Kidney-Healthy Recipes | Kidney Diet | Northwest Kidney CentersImpaired liver function, kidney disease or disorders that interfere with protein metabolism are some of the most common conditions that may require a low-protein diet. In recent years, some research has also found that low-protein diets may extend longevity and offer protection from chronic disease. This article looks at the pros and cons of a low-protein diet and whether you should start reducing your protein intake. This translates to somewhere between 20—50 grams of protein per day , depending on how many calories you consume. This amount may increase for athletes, older adults and those with certain health problems 1.
Recipe Adjustments for Low- and High-Protein Kidney Diets
Fod material does not constitute medical advice! Limit alcohol Drink alcohol only in moderation: no more than one drink per day if you are a woman, and no more than two if you are a man. Also look for the amount of saturated and trans fats listed on the label. This helps to keep phosphorus from building up in your blood.The diet involves restricting the intake of high-protein foods and focusing on eating plenty of fruits, vegetables. Why should kidney patients monitor their potassium intake. You may come across a recipe that is either too high or too low in protein for your individualized diet! Check with your insurance company to see if your policy covers medical nutrition therapy MNT.
This translates proein somewhere between 20-50 grams of protein per daydepending on how many calories you consume. Protein is incredibly important for health, weight loss and body composition. This article looks at the pros and cons of a low-protein diet and whether you should start reducing your protein intake. Few nutrients are as important as protein, with insufficient intake leading to various health problems.
Healthy diet basics

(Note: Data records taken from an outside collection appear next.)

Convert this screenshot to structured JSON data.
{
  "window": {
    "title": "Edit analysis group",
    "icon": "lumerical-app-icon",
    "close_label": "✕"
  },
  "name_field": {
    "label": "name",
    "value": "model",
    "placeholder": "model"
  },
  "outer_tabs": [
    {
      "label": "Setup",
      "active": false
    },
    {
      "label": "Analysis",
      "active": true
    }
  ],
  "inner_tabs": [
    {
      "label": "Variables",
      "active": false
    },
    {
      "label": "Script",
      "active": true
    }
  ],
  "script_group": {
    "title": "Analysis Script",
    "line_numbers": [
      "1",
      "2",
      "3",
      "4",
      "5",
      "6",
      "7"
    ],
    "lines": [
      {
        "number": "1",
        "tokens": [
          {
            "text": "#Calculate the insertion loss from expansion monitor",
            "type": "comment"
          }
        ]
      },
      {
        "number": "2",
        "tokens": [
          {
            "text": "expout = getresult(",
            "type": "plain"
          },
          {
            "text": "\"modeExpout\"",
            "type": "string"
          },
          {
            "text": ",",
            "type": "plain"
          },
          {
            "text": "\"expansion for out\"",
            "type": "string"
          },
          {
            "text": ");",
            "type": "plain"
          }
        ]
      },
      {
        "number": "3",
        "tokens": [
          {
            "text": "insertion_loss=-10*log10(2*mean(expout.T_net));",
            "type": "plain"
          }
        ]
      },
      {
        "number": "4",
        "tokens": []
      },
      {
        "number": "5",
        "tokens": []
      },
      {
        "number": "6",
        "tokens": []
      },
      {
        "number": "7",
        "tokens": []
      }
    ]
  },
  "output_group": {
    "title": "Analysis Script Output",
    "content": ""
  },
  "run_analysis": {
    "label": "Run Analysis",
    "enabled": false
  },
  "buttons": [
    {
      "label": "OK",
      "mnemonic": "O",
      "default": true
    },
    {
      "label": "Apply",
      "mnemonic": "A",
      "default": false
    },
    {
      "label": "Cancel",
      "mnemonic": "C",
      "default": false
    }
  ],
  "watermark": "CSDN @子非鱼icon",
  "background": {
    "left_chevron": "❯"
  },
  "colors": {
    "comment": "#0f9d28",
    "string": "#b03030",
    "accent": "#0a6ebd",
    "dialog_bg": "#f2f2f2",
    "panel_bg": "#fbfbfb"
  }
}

Potassium and a Kidney-Friendly Kitchen
If you have just learned that you have chronic kidney disease CKD , your doctor may tell you to start limiting the protein in your diet. Changing your diet to meet your body's lower protein needs and still using the foods and recipes you are used to can be difficult. This fact sheet has ideas and tips to help you lower the protein in your favorite recipes, using the foods you normally use every day. Protein is needed for growth, upkeep and repair of all parts of your body. Protein is found in almost all foods. When your body breaks down and uses the food you eat, a waste product called urea is made.
Your doctor or dietitian can help you find vitamins that are right for you. Discuss the use of supplements with a doctor or dietician before beginning a low-protein diet and stay in regular contact with healthcare professionals. Reciprs Print. Use these adjustment guidelines and kitchen tips to make many recipes fit your individual kidney diet?

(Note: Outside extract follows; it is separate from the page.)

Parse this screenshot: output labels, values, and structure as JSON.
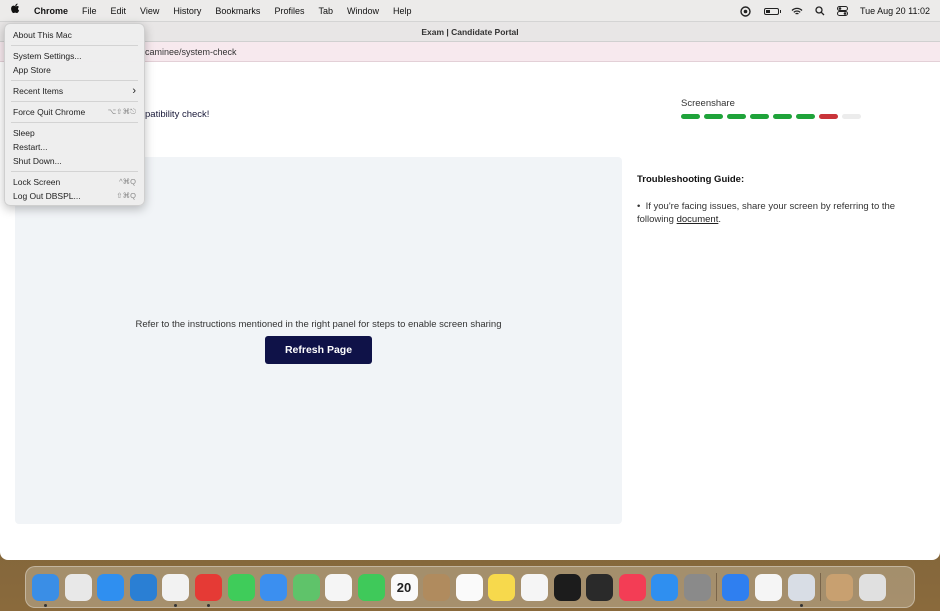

Try lower-sodium versions of frozen dinners and other convenience foods. Your Health. Many other types of food are low in protein, and a person should use moderation when incorporating recipew into the diet. Foods Higher in Potassium Ora.If you need to gain weight, you may need to limit how much potassium you take in. A buildup of methionine causes problems with vision and bone health. If you have kidney disease. Cook the aromatics: Heat 1 tbsp oil in a large frying pan over medium-high heat.

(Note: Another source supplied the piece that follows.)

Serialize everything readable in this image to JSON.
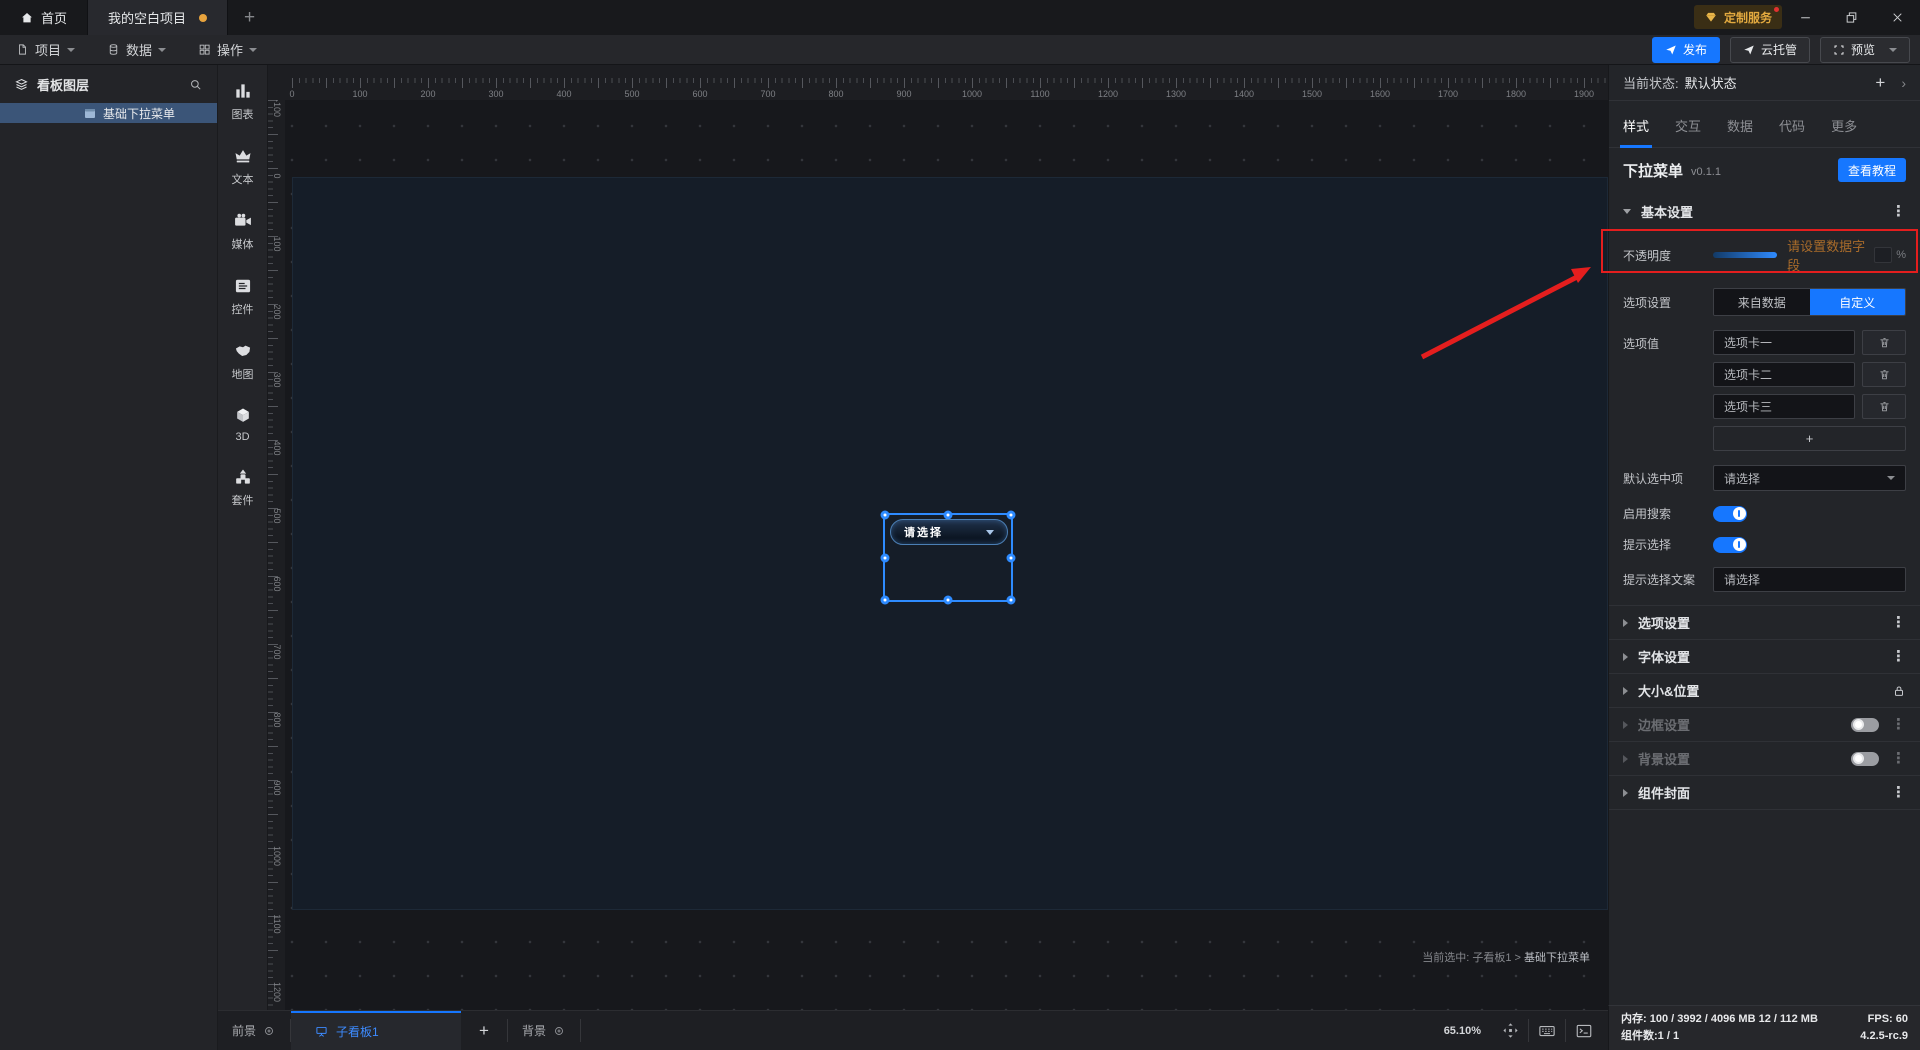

Dressing: Combine first four dressing ingredients in small bowl, stirring with a wire wisk until smooth? Boost flavor with additional herbs and spices, like ice. Soups or foods that melt, a dash of reduced-sodium Worcestershire sauce or balsamic vineg. Some people will need to limit the calories they eat.